Luke

Gallchobhair
05-18-2014, 01:14 PM
This is the bit (http://www.amazon.com/Roman-Carbide-DC1261-2-Inch-Cleaning/dp/B005W18EIW/ref=sr_1_3?ie=UTF8&qid=1400432313&sr=8-3&keywords=DC1261) I am using. I may need to try a smaller cross over.

Trotline I am going to check out the alignment. I have a dial indicator. I guess I am confused on how I am getting perfect squares. I am going to try step over first as nlancaster suggests.

Gallchobhair
05-18-2014, 01:35 PM
Look at me assuming - presuming and and not checking. It is the router bit. It is not flat. I thought that as a bottom cleaning bit it would be flat. It is not I just check with a straight edge.it is shaped like and upside down v very shallow but it is cupped.

nlancaster you say the Grizzly one is flat. I will get that one. I only need to flatten small pieces no larger then maybe 18x18.

Don

victorofga
05-18-2014, 01:39 PM
some marks will remain even most careful indicating..


for the bit... just use whatever on hand.. takes more time, but don't have to buy at this moment.. if a part smaller than 2x2 inch, then you use anyway jig or other aux stuff.. like a vise.. and those will lay flat..

ger21
05-18-2014, 02:08 PM
I thought that as a bottom cleaning bit it would be flat. It is not I just check with a straight edge.it is shaped like and upside down v very shallow but it is cupped.

It' s like that so the center doesn't rub and burn the material. It will cut flat. If there are ridges or steps between passes, then your spindle isn't perpendicular to the table.

nlancaster
05-18-2014, 03:34 PM
Right, the bit is spinning very fast. As Gerry said it is normal for there to be some relief in the center of a flat cutting bit.

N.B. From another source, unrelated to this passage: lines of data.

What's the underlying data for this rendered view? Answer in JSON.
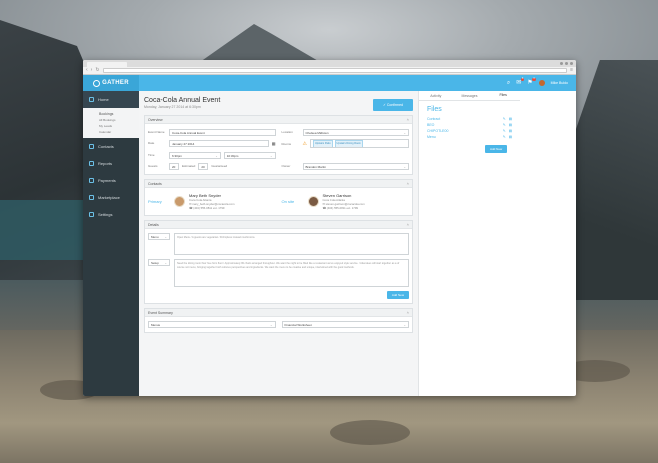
{
  "app": {
    "brand": "GATHER",
    "user_name": "Mike Buldo",
    "messages_badge": "3",
    "notifications_badge": "3"
  },
  "sidebar": {
    "items": [
      {
        "label": "Home",
        "icon": "home-icon"
      },
      {
        "label": "Contacts",
        "icon": "contacts-icon"
      },
      {
        "label": "Reports",
        "icon": "reports-icon"
      },
      {
        "label": "Payments",
        "icon": "payments-icon"
      },
      {
        "label": "Marketplace",
        "icon": "marketplace-icon"
      },
      {
        "label": "Settings",
        "icon": "settings-icon"
      }
    ],
    "sub": {
      "header": "Bookings",
      "items": [
        "All Bookings",
        "My Leads",
        "Calendar"
      ]
    }
  },
  "page": {
    "title": "Coca-Cola Annual Event",
    "subtitle": "Monday, January 27 2014 at 6:30pm",
    "confirm_label": "Confirmed"
  },
  "overview": {
    "title": "Overview",
    "event_name_label": "Event Name",
    "event_name": "Coca-Cola Annual Event",
    "date_label": "Date",
    "date": "January 27 2014",
    "time_label": "Time",
    "time_start": "6:30pm",
    "time_end": "10:30pm",
    "guests_label": "Guests",
    "guests_estimated": "20",
    "guests_estimated_label": "Estimated",
    "guests_guaranteed": "20",
    "guests_guaranteed_label": "Guaranteed",
    "location_label": "Location",
    "location": "Chelsea Midtown",
    "rooms_label": "Rooms",
    "rooms": [
      "Upstairs Patio",
      "Upstairs Dining Room"
    ],
    "owner_label": "Owner",
    "owner": "Brandon Martin"
  },
  "contacts": {
    "title": "Contacts",
    "primary": {
      "role": "Primary",
      "name": "Mary Beth Snyder",
      "company": "Coca Cola Atlanta",
      "email": "mary_beth.snyder@cocacola.com",
      "phone": "(404) 555-0811 ext. 1799"
    },
    "onsite": {
      "role": "On site",
      "name": "Steven Garrison",
      "company": "Coca Cola Atlanta",
      "email": "steven.garrison@cocacola.com",
      "phone": "(404) 555-0811 ext. 1799"
    }
  },
  "details": {
    "title": "Details",
    "row1_select": "Menu",
    "row1_text": "Open Menu / A guests are vegetarian. Shrimpless instead mushrooms.",
    "row2_select": "Setup",
    "row2_text": "Need the dining room floor free from floor / Approximately 80 chairs arranged throughout. We want the night to be filled like a restaurant we've enjoyed style service. / Attendees will start together as a of course not menu, bringing together both cultures perspectives and ingredients. We want the menu to be creative and unique, intertwined with the good methods.",
    "add_new_label": "Add New"
  },
  "event_summary": {
    "title": "Event Summary",
    "left_select": "Menus",
    "right_select": "Financial Worksheet"
  },
  "right_panel": {
    "tabs": [
      "Activity",
      "Messages",
      "Files"
    ],
    "files_title": "Files",
    "files": [
      "Contract",
      "BEO",
      "CHIPOTLE00",
      "Menu"
    ],
    "add_new_label": "Add New"
  },
  "colors": {
    "accent": "#4ab6e8",
    "sidebar_bg": "#2d3a40"
  }
}
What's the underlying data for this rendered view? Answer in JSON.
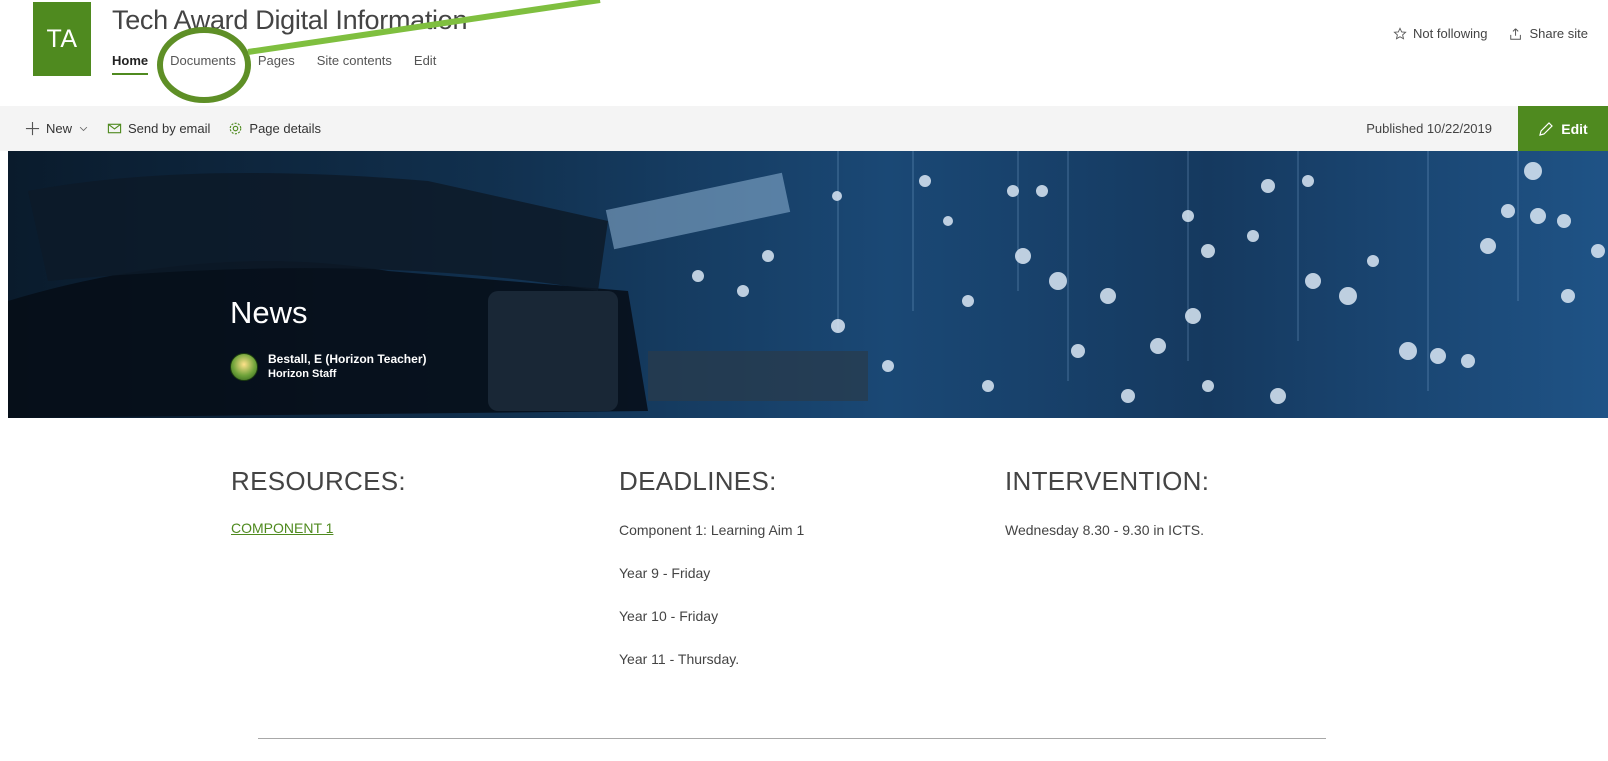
{
  "site": {
    "logo_initials": "TA",
    "title": "Tech Award Digital Information",
    "nav": [
      {
        "label": "Home",
        "active": true
      },
      {
        "label": "Documents",
        "active": false
      },
      {
        "label": "Pages",
        "active": false
      },
      {
        "label": "Site contents",
        "active": false
      },
      {
        "label": "Edit",
        "active": false
      }
    ],
    "follow_label": "Not following",
    "share_label": "Share site"
  },
  "command_bar": {
    "new_label": "New",
    "email_label": "Send by email",
    "details_label": "Page details",
    "published_text": "Published 10/22/2019",
    "edit_label": "Edit"
  },
  "hero": {
    "title": "News",
    "author_name": "Bestall, E (Horizon Teacher)",
    "author_group": "Horizon Staff"
  },
  "sections": {
    "resources": {
      "heading": "RESOURCES:",
      "link": "COMPONENT 1"
    },
    "deadlines": {
      "heading": "DEADLINES:",
      "items": [
        "Component 1: Learning Aim 1",
        "Year 9 - Friday",
        "Year 10 - Friday",
        "Year 11 - Thursday."
      ]
    },
    "intervention": {
      "heading": "INTERVENTION:",
      "text": "Wednesday 8.30 - 9.30 in ICTS."
    }
  },
  "colors": {
    "brand_green": "#4f8a1f",
    "annotation_green": "#7fbf3f"
  }
}
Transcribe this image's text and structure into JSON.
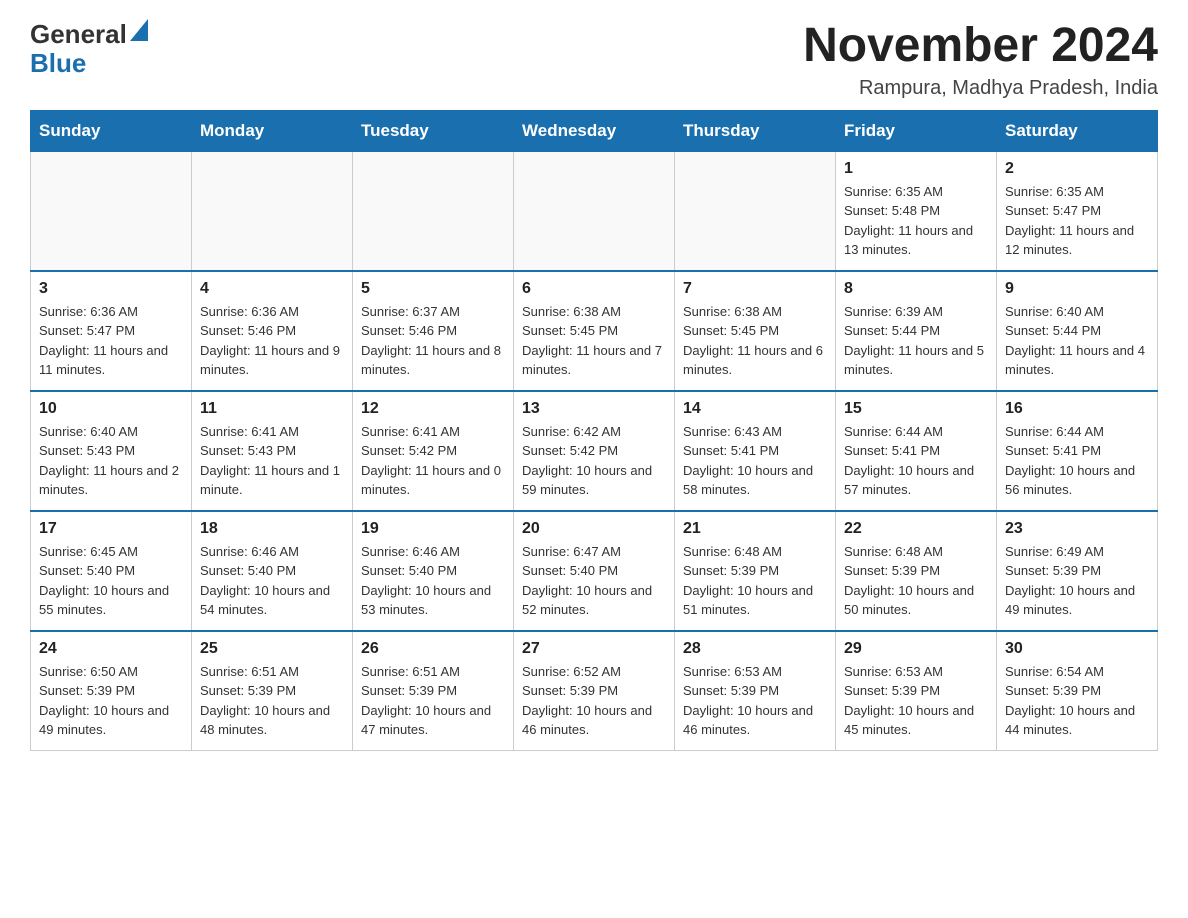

Gallchobhair
05-18-2014, 05:02 PM
OK then it is back to what Trotline has stated. Check my Z for parallel. Thank you everyone.

Don